# What the exercise asks
Once the pictures are set aside, print the records that follow exactly as written.

Dataset records

◆ ◆ ◆

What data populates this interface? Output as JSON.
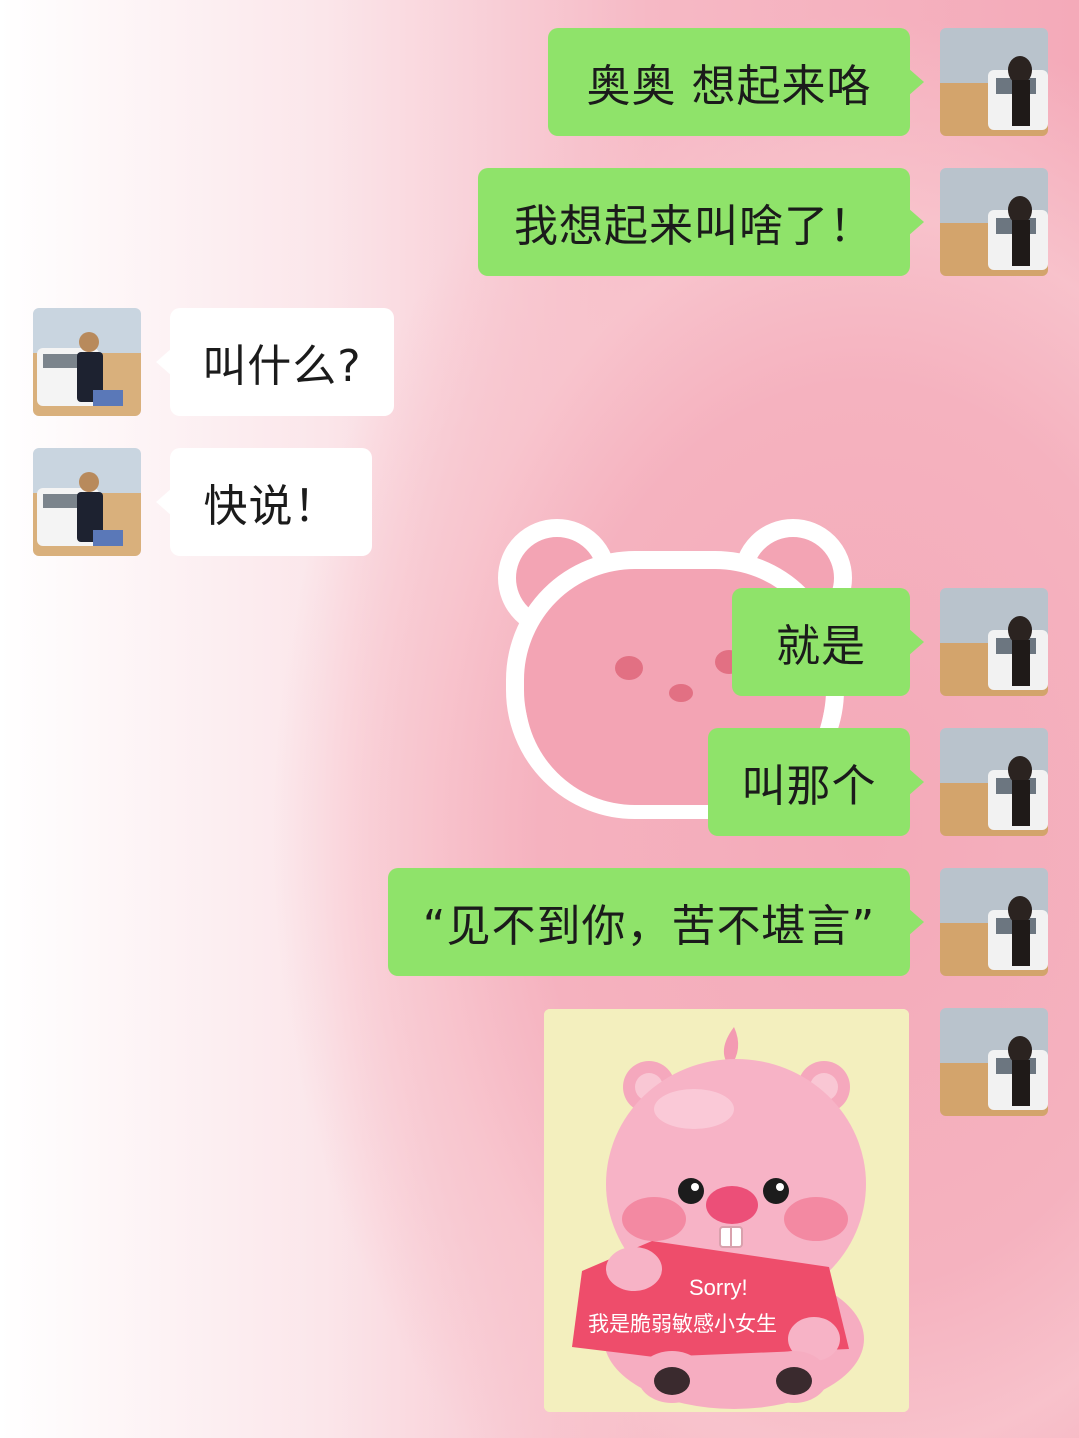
{
  "messages": [
    {
      "side": "me",
      "text": "奥奥  想起来咯"
    },
    {
      "side": "me",
      "text": "我想起来叫啥了！"
    },
    {
      "side": "them",
      "text": "叫什么?"
    },
    {
      "side": "them",
      "text": "快说！"
    },
    {
      "side": "me",
      "text": "就是"
    },
    {
      "side": "me",
      "text": "叫那个"
    },
    {
      "side": "me",
      "text": "“见不到你，苦不堪言”"
    },
    {
      "side": "me",
      "type": "sticker",
      "line1": "Sorry!",
      "line2": "我是脆弱敏感小女生"
    }
  ],
  "colors": {
    "my_bubble": "#8fe36a",
    "their_bubble": "#ffffff",
    "background_pink": "#f4aab9",
    "sticker_bg": "#f3efbe",
    "sticker_banner": "#ee4d6b"
  },
  "icons": {
    "my_avatar": "avatar-woman-by-car-icon",
    "their_avatar": "avatar-man-by-car-icon",
    "background": "pink-bear-outline-icon"
  }
}
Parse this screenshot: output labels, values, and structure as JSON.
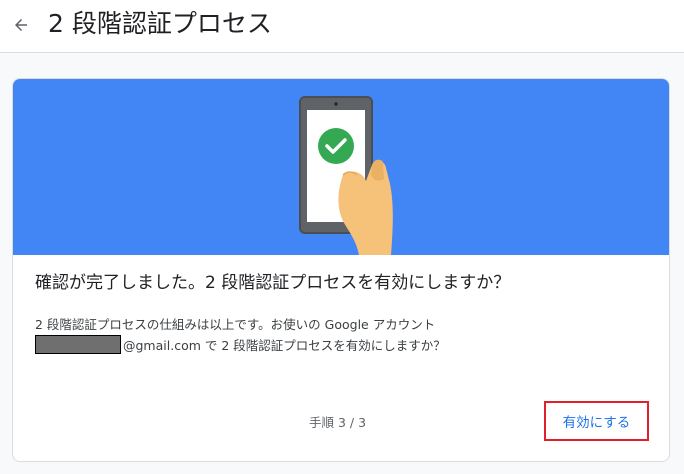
{
  "header": {
    "back_icon": "arrow-left-icon",
    "title": "2 段階認証プロセス"
  },
  "hero": {
    "background_color": "#4285f4",
    "illustration": "phone-checkmark-illustration"
  },
  "card": {
    "question": "確認が完了しました。2 段階認証プロセスを有効にしますか？",
    "description_line1": "2 段階認証プロセスの仕組みは以上です。お使いの Google アカウント",
    "description_line2_suffix": "@gmail.com で 2 段階認証プロセスを有効にしますか？",
    "step_label": "手順 3 / 3",
    "enable_button_label": "有効にする",
    "accent_color": "#1a73e8",
    "highlight_color": "#e0212b"
  }
}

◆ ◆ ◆

# Completed exercise
What data populates this interface? Output as JSON.
{
  "messages": [
    {
      "side": "me",
      "text": "奥奥  想起来咯"
    },
    {
      "side": "me",
      "text": "我想起来叫啥了！"
    },
    {
      "side": "them",
      "text": "叫什么?"
    },
    {
      "side": "them",
      "text": "快说！"
    },
    {
      "side": "me",
      "text": "就是"
    },
    {
      "side": "me",
      "text": "叫那个"
    },
    {
      "side": "me",
      "text": "“见不到你，苦不堪言”"
    },
    {
      "side": "me",
      "type": "sticker",
      "line1": "Sorry!",
      "line2": "我是脆弱敏感小女生"
    }
  ],
  "colors": {
    "my_bubble": "#8fe36a",
    "their_bubble": "#ffffff",
    "background_pink": "#f4aab9",
    "sticker_bg": "#f3efbe",
    "sticker_banner": "#ee4d6b"
  },
  "icons": {
    "my_avatar": "avatar-woman-by-car-icon",
    "their_avatar": "avatar-man-by-car-icon",
    "background": "pink-bear-outline-icon"
  }
}
Parse this screenshot: output labels, values, and structure as JSON.
{
  "header": {
    "back_icon": "arrow-left-icon",
    "title": "2 段階認証プロセス"
  },
  "hero": {
    "background_color": "#4285f4",
    "illustration": "phone-checkmark-illustration"
  },
  "card": {
    "question": "確認が完了しました。2 段階認証プロセスを有効にしますか？",
    "description_line1": "2 段階認証プロセスの仕組みは以上です。お使いの Google アカウント",
    "description_line2_suffix": "@gmail.com で 2 段階認証プロセスを有効にしますか？",
    "step_label": "手順 3 / 3",
    "enable_button_label": "有効にする",
    "accent_color": "#1a73e8",
    "highlight_color": "#e0212b"
  }
}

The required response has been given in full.